Protesters will be picketing some Philadelphia-area polling places next month. Independent voters are irritated because they're prevented from casting ballots in the primary election.

A million voters not affiliated with a party are disenfranchised because Pennsylvania holds "closed primaries" open only to registered Democrats or Republicans, said Jennifer Bullock, director of the group Independent Pennsylvanians.

"There are more and more states that are either opening up their primaries or dismantling primaries altogether in favor of a top-two system that California and Washington State have," she said. "And and we want to be one of the states that joins that list."

Bullock said it's not fair to make the public pay for an election that benefits only two political parties.

"The primaries are a kind of an obvious classic holdover of this concept that, really, our election system is really for and by the two parties," she said. "Which it's not, because if it was a private organization process, then the private organization should pay for it."

The group plans multiple protests on May 20, calling for changes to the primary system.

Registered Democrats and Republicans in Pennsylvania will choose nominees for governor as well as candidates for other offices.

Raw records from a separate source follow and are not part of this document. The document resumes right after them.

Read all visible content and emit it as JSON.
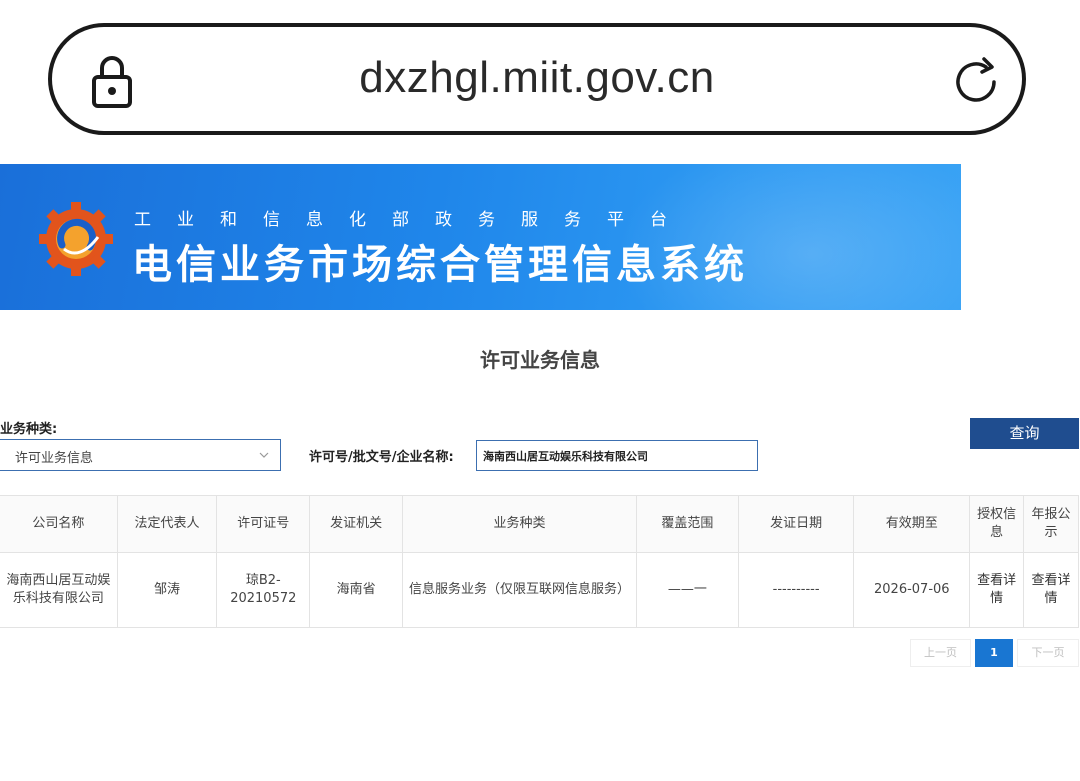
{
  "browser": {
    "url": "dxzhgl.miit.gov.cn"
  },
  "banner": {
    "subtitle": "工业和信息化部政务服务平台",
    "title": "电信业务市场综合管理信息系统"
  },
  "page": {
    "section_title": "许可业务信息"
  },
  "filters": {
    "type_label": "业务种类:",
    "type_value": "许可业务信息",
    "query_label": "许可号/批文号/企业名称:",
    "query_value": "海南西山居互动娱乐科技有限公司",
    "search_label": "查询"
  },
  "table": {
    "headers": [
      "公司名称",
      "法定代表人",
      "许可证号",
      "发证机关",
      "业务种类",
      "覆盖范围",
      "发证日期",
      "有效期至",
      "授权信息",
      "年报公示"
    ],
    "rows": [
      {
        "company": "海南西山居互动娱乐科技有限公司",
        "legal_rep": "邹涛",
        "license_no": "琼B2-20210572",
        "issuer": "海南省",
        "business_type": "信息服务业务（仅限互联网信息服务）",
        "coverage": "——一",
        "issue_date": "----------",
        "valid_until": "2026-07-06",
        "auth_info": "查看详情",
        "annual_report": "查看详情"
      }
    ]
  },
  "pagination": {
    "prev": "上一页",
    "current": "1",
    "next": "下一页"
  },
  "colors": {
    "banner_blue": "#1f86ea",
    "button_navy": "#1f4d8f",
    "active_page": "#1976d2"
  },
  "icons": {
    "lock": "lock-icon",
    "reload": "reload-icon",
    "logo": "miit-logo-icon",
    "chevron": "chevron-down-icon"
  }
}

The one area where independents can participate is when there are questions on the ballot or a special election being held at the same time.  In Philadelphia, there is a special contest to fill an at-large City Council seat.  Voters of all stripes can cast ballots in that, even though the election is being held on May 20 as well.